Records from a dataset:
===============
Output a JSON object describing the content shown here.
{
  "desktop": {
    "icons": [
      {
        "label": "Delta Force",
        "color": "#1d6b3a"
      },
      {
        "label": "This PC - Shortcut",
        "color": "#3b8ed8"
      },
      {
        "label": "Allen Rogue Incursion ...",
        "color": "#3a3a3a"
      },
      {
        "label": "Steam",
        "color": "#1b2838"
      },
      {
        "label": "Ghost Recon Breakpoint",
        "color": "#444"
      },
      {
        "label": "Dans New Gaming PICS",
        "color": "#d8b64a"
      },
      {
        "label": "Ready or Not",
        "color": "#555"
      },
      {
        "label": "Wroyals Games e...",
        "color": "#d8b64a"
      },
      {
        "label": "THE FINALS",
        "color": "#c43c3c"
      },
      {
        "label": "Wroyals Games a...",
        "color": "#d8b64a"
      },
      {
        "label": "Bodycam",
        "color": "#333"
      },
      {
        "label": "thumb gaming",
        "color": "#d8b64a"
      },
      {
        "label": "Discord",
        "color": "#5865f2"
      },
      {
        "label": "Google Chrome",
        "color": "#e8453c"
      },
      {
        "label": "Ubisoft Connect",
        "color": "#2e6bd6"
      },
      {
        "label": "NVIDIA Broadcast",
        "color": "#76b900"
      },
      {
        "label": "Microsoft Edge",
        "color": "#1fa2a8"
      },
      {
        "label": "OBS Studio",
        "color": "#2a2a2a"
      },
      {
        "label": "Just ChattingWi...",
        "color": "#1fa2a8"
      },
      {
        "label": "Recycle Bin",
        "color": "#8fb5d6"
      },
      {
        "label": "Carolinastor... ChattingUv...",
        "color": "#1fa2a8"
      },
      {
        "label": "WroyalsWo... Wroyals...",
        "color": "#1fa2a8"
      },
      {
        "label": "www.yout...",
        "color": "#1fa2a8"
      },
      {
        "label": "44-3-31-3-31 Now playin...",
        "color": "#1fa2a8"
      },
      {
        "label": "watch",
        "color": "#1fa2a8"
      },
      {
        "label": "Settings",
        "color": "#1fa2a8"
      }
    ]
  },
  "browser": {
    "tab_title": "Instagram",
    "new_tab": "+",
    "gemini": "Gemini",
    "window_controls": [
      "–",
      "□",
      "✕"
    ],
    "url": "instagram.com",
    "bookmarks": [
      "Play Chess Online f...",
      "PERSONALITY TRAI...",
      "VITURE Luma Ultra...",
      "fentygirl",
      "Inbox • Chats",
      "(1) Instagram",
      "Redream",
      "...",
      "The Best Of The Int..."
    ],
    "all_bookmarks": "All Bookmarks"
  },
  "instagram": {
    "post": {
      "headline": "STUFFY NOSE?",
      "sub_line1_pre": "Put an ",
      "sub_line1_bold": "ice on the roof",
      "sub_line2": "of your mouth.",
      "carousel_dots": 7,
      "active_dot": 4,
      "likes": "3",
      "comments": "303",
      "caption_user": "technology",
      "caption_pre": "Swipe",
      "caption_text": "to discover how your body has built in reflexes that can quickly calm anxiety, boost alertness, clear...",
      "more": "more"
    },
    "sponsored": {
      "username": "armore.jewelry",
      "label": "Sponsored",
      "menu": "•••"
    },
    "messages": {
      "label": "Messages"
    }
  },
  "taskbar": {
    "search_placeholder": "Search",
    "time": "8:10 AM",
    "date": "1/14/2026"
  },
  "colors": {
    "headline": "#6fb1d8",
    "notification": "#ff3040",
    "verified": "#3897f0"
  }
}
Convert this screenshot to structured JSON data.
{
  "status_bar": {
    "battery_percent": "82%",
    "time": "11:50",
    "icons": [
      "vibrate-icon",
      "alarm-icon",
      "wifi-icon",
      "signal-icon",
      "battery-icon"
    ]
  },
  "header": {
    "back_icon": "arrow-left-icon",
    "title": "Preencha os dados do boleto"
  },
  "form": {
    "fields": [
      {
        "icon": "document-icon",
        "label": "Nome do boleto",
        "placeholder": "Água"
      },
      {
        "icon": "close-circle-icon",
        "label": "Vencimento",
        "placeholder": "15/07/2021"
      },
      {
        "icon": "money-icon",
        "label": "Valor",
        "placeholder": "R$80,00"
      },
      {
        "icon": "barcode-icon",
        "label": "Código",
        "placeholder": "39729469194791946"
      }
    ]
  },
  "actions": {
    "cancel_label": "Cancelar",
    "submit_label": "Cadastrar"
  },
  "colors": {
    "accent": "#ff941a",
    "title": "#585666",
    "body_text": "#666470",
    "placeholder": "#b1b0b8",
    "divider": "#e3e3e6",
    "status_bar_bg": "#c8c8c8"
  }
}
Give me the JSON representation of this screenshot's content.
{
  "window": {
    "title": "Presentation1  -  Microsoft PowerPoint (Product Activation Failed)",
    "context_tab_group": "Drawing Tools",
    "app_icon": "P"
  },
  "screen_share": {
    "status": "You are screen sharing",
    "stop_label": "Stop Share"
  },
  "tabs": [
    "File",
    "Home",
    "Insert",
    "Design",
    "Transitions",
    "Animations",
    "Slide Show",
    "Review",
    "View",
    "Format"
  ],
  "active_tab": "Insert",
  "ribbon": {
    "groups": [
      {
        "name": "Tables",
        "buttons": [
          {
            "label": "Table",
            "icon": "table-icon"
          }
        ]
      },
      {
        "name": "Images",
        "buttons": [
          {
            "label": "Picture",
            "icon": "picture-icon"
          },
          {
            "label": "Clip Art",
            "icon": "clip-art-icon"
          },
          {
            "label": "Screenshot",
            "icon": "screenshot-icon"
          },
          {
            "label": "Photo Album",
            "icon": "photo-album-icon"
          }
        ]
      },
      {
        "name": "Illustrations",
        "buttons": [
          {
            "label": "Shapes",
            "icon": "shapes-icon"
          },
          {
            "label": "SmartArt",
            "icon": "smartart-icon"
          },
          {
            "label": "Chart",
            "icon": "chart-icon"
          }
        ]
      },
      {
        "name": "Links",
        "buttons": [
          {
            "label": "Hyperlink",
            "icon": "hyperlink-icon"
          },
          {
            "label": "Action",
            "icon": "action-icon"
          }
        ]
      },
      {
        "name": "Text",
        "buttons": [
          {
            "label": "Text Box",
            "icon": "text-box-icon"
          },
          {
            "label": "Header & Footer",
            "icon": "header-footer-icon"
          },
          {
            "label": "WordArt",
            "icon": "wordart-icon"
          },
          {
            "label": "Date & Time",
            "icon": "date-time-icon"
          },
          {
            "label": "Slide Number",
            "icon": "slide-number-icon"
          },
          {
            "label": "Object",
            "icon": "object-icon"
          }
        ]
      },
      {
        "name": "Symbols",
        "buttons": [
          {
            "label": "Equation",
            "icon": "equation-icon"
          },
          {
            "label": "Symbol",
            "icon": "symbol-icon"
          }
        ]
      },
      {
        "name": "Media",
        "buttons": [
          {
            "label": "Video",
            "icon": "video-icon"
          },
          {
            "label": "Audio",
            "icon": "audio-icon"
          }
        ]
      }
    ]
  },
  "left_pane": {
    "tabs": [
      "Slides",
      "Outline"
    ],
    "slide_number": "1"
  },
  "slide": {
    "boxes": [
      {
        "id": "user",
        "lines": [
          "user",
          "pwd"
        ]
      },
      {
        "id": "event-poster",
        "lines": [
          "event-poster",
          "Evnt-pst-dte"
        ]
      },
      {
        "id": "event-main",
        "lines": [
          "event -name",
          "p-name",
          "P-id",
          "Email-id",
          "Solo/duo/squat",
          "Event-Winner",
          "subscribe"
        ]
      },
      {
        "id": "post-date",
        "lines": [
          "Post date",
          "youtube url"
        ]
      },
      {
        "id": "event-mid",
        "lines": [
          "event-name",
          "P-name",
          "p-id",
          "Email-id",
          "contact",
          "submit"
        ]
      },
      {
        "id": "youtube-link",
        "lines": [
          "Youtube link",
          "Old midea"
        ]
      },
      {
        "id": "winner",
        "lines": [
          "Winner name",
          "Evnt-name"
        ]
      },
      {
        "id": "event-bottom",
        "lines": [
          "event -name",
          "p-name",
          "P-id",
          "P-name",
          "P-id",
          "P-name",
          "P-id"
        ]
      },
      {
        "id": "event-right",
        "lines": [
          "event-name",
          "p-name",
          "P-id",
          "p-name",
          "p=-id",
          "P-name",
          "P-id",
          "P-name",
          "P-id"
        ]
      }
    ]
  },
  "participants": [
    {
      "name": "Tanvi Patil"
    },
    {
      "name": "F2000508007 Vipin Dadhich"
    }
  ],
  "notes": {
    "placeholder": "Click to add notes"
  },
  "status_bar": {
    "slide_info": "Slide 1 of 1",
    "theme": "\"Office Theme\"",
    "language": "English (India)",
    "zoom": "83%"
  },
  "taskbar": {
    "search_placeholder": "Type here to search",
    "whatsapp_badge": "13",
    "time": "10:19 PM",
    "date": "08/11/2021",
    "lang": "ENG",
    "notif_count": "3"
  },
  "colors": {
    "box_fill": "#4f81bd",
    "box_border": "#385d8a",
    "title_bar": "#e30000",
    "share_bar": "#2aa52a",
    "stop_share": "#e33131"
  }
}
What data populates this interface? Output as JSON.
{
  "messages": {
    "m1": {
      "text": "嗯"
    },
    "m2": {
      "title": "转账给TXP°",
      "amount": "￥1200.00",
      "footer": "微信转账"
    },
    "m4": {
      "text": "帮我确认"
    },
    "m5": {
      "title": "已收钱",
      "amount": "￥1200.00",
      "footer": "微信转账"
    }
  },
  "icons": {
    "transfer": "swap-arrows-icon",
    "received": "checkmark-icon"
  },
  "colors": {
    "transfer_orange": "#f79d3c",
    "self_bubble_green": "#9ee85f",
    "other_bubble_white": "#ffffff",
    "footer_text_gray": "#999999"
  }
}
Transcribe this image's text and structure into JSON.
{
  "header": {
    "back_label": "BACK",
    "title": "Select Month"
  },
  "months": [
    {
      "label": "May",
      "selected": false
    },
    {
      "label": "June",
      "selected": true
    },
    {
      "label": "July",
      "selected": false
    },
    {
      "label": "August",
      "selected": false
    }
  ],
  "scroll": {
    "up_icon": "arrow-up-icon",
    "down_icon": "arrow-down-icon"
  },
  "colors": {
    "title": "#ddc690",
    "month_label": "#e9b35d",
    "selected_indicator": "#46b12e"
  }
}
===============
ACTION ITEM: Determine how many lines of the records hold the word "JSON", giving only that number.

TASK ANSWER: 5